The Save the Tigris Campaign participated on 15 and 16 February in an international workshop in Basra, entitled “Basra Water Crisis, Shatt al-Arab Increasing Salinity and Measures to Control”, organized by the University of Basra in collaboration with the Province of Basra, under the patronage of the Basra Governor Dr. Al-Nasrawi. National and international experts, such as academics, consultants and governmental advisors, discussed their experiences and possible solutions to the city’s persisting salinity crisis. Four key topics were addressed during the workshop: economy, agriculture and environment; shortage in water resources; present and future requirements; and Tigris-Euphrates Rivers Basin dialogue.

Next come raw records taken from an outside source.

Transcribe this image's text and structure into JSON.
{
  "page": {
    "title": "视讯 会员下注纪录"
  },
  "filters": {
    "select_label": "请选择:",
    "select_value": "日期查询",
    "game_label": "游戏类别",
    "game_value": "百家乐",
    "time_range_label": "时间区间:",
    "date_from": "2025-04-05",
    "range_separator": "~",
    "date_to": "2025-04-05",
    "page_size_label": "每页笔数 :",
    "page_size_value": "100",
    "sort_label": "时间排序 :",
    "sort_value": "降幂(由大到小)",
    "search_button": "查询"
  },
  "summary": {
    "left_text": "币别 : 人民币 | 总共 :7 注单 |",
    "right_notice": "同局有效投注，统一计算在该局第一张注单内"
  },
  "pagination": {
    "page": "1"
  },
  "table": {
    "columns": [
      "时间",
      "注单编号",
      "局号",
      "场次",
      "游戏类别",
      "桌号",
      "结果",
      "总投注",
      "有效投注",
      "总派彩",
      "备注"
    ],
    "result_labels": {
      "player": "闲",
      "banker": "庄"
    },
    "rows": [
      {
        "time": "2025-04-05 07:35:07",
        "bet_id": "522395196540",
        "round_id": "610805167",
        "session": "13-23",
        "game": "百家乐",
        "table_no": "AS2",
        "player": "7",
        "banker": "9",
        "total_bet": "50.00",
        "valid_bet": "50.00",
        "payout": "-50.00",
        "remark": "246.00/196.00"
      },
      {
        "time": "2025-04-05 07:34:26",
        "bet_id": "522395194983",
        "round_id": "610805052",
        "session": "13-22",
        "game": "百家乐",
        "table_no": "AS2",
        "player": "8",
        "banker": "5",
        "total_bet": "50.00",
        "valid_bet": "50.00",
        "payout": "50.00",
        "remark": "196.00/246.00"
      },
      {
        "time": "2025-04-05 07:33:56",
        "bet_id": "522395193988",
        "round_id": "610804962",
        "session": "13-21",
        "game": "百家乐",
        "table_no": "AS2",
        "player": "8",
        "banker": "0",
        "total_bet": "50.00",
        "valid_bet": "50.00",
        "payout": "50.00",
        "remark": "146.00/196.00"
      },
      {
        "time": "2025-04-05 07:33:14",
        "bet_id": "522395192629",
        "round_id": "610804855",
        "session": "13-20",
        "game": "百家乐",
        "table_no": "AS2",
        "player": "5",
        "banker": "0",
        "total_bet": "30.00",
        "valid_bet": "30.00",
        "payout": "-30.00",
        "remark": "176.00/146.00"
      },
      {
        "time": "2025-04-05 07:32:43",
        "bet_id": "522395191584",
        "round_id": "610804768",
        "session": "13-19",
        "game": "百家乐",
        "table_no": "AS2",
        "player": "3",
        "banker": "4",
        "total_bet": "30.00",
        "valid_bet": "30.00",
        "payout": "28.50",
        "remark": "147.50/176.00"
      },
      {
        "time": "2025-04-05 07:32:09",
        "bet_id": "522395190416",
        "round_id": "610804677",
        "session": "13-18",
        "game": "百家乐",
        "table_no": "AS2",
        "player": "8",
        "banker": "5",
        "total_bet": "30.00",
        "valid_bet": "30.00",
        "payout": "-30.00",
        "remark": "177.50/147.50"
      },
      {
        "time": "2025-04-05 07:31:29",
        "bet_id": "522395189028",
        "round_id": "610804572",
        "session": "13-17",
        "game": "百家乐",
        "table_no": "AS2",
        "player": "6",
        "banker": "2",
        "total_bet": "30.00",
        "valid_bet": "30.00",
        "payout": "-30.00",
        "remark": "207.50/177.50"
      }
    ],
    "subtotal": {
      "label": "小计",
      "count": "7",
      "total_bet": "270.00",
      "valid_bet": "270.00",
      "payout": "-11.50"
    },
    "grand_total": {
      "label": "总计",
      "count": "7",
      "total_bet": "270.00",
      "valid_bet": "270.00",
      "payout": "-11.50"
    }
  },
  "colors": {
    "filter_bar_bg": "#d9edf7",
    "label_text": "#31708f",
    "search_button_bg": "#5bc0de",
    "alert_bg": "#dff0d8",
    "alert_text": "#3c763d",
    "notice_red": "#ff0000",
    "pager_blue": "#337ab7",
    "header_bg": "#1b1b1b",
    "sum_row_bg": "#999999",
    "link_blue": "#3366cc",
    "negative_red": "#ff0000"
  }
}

Basra is the point where the Tigris and Euphrates rivers unite into the Shatt al-Arab. In recent times, the city has been facing a serious fresh water shortage due to a decreasing river level, which resulted in salt water intrusion. The salinity levels of the Shatt al-Arab increased more than five-fold in the last month, as total dissolve solids, which measures water purity, increased from approximately 1000 to more than 6000. Although there are several causes related to this issue, the problems started in the 1990s as Turkey built several dams on the Euphrates river. As part of its GAP project, Turkey is now finishing the construction of the Ilisu dam on the Tigris river, which will have a huge impact on Iraq’s water provision. It will reduce fresh water levels in Tigris river by 25%. This impact will be mostly felt at the downstream end of the river, at which lies Basra. A further reduction in fresh water levels would even more increase the salinity levels in the Shatt al-Arab. Therefore the impact the Ilisu Dam, and to stop its construction, is most relevant for the city. The Save the Tigris Campaign urged participants to address the issue of the Ilisu Dam, which will exacerbate the existing water problem in Basra.
Experts during the workshop expressed their concern for dams such as Ilisu which are (being) constructed on the Tigris river basin outside of Iraq’s borders, in Iran and Turkey. They recognized the lack of data when it comes to future projections of the water quantity and quality in the Shatt al-Arab and the Tigris river. Academics expressed the need for an agreement between Turkey and Iraq based on equal shares of Tigris river waters, including an agreement on the quality and salinity levels of the water Turkey plans release downstream from the Ilisu Dam.
However, there is currently no agreement within sight. Turkey does not take the issue of the Ilisu Dam and the impact on its neighbors seriously, and this is partly due to the fact that a thorough impact assessment of the Ilisu Dam is lacking. Such a study could provide the Iraqi government with an important tool to negotiate, hereby strengthening Iraq’s position vis-à-vis Turkey. The Save the Tigris Campaign during the workshop called upon scientists and academics to produce an assessment of the Ilisu dam’s impact on water provision for Basra and Iraq, which could be an important tool to address the problem of the Ilisu Dam at the highest political level, between Turkey and Iraq.